Is There a Future Tipping Point in the Atlantic Meridional Thermohaline Circulation (AMOC)?

by Emil Morhardt

The AMOC is the set of ocean currents that begins with cold seawater off Greenland sinking to the bottom and flowing south, being replaced by warmer water flowing at the surface past Florida from the south, transferring warmth from the tropics to the east cost of North America and the West Coast of Europe. The full round trip cycle from, and back to, Greenland takes a thousand years. Without it, both western Europe and eastern North America would cool significantly, with large numbers of potential adverse effects. We know from ice core record temperature data from both the Greenland Ice Sheet (GrIS) and from Antarctic ice sheets, that the AMOC has come to an abrupt halt many times, and has characteristically taken a millennium to recover. The comparative abruptness of these cessations has led to the fear that there may be some threshold that once crossed—a tipping point—that cessation is inevitable. This would be nice to avoid. Continue reading

Greenland Warming at Last Deglaciation: the Younger-Dryas Not So Cold

by Emil Morhardt

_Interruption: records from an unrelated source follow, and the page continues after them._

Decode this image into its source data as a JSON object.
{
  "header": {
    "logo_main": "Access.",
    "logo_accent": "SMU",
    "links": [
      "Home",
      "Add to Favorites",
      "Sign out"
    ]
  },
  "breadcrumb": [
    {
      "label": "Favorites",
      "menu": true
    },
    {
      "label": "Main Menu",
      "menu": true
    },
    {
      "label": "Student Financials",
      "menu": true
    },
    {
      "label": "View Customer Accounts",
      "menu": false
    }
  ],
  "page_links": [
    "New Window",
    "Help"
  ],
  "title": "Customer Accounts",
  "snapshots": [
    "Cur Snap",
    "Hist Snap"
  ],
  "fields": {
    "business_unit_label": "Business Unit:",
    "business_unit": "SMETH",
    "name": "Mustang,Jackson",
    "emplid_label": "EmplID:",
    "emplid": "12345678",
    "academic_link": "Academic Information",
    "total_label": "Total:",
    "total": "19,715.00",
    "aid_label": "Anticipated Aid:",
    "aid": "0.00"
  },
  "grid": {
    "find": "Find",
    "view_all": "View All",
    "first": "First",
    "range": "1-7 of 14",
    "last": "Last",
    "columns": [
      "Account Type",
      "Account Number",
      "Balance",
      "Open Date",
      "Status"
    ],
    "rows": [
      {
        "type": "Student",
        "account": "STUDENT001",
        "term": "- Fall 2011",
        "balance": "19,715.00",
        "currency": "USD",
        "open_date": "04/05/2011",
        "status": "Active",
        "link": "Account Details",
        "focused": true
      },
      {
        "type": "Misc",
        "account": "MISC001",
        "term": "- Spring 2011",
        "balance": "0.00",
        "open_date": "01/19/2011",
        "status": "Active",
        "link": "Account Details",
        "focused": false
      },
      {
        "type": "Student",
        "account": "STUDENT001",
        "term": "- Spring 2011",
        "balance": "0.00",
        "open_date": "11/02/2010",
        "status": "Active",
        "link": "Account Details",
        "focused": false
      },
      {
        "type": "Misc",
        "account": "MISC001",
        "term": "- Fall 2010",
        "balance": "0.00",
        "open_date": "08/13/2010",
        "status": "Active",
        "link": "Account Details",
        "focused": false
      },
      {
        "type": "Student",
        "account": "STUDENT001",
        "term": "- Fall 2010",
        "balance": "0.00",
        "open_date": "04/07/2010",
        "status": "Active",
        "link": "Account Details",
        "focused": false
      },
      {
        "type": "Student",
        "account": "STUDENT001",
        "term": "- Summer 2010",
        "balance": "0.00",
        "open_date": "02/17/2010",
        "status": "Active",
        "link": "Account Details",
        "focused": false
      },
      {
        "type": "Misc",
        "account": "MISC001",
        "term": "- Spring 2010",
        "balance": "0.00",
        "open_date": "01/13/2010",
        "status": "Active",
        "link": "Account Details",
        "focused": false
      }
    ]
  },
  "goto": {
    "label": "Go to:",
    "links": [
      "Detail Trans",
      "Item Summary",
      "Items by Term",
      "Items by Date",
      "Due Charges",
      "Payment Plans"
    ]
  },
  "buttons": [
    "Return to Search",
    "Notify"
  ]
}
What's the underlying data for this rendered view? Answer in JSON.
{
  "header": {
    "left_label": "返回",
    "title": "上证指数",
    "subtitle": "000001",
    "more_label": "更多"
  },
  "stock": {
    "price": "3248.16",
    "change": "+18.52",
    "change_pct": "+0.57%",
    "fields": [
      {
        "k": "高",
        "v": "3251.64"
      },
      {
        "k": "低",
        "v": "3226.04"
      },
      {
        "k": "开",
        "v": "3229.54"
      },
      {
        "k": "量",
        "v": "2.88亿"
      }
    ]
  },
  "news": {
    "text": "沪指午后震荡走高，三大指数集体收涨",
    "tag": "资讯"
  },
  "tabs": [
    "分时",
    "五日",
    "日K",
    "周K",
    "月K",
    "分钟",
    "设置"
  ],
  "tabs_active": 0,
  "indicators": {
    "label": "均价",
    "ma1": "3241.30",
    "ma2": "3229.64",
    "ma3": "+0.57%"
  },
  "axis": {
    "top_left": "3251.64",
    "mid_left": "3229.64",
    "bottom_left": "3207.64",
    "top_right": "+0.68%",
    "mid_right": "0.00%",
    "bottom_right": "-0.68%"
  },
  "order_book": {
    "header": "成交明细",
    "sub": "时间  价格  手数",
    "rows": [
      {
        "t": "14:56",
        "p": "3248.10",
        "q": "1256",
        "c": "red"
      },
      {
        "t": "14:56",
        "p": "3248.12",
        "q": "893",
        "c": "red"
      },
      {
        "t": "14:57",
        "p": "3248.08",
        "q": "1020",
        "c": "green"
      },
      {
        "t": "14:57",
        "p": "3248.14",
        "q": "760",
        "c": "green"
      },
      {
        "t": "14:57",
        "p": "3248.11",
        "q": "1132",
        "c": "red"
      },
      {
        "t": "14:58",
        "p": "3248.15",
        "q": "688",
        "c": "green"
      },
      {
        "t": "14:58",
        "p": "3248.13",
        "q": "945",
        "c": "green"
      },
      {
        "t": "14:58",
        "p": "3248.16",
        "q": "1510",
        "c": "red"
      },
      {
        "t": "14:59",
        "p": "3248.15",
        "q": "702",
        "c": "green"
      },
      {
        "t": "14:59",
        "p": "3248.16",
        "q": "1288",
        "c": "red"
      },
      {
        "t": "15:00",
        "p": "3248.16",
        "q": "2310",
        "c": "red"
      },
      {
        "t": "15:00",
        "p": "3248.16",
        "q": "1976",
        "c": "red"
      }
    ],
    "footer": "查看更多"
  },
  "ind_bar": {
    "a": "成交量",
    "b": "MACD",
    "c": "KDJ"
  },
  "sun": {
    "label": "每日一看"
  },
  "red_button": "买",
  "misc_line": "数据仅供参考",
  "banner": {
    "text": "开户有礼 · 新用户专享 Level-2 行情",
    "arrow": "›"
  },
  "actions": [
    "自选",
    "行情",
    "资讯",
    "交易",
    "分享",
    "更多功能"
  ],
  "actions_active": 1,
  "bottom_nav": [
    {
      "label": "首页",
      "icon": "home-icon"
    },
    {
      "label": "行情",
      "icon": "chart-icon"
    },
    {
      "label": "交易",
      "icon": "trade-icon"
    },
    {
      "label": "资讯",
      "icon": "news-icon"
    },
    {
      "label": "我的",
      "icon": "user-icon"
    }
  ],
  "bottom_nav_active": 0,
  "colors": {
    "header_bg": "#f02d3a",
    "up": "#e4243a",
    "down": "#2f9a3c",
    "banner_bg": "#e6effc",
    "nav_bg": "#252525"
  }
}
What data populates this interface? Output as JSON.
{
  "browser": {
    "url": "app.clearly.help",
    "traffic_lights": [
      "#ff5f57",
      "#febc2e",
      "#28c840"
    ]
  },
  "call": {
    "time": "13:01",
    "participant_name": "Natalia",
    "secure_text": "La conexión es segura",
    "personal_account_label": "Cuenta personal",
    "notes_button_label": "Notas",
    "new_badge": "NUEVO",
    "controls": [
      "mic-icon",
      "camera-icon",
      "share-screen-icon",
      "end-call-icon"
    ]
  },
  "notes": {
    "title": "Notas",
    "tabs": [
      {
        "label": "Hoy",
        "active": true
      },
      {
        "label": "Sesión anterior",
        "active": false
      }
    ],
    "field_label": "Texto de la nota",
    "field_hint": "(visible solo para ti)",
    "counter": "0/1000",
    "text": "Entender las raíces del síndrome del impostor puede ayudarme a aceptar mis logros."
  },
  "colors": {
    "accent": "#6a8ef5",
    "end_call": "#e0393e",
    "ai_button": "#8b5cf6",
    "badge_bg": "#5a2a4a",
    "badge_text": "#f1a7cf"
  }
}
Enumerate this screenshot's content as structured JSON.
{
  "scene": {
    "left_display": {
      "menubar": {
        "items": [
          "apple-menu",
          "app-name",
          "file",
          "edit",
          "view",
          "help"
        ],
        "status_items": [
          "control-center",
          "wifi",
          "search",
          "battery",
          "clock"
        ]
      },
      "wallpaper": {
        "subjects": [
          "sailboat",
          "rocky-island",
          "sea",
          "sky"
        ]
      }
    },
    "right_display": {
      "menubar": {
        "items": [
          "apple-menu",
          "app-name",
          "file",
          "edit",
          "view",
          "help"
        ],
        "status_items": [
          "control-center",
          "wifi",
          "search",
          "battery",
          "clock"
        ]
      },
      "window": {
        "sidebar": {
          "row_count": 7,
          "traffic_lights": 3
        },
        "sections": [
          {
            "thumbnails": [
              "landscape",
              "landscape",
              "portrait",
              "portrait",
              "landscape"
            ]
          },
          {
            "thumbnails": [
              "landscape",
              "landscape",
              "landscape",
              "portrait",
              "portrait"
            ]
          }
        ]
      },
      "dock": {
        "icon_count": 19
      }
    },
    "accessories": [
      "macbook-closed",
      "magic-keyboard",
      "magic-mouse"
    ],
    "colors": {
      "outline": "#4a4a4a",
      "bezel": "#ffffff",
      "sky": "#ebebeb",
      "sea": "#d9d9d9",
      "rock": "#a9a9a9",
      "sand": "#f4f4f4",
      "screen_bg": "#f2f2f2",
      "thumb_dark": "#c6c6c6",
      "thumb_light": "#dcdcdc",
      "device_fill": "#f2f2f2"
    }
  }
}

I’ve been blogging recently about papers that claim the thousand-year cessation of global warming in the midst of the last deglaciation—known as the Younger-Dryas (Y-D)—was triggered by a comet. Buizert et al.’s (2014) paper on Y-D temperature changes doesn’t address the comet question, but another equally interesting one: why did the sudden reversal of temperature 12,800 years ago (whatever it was triggered by) cause the temperature to plunge clear back to what it was before any warming had started? That’s what the relative deuterium and oxygen-18 concentrations from the Greenland Ice Sheet ice cores imply—more about that in a moment. Nevertheless, it seemed unlikely because at the time of the Y-D, a considerable amount of CO2 had accumulated in the atmosphere and Antarctica was warming apace. The answer, according to this paper is that temperatures did not cool down so much after all; things cooled off for sure, and warming was delayed for another thousand years, but at the depth of the Y-D cooling most of Greenland was on the order of 4˚C warmer than it had been 4,000–5,000 years before—but still quite cold. Continue reading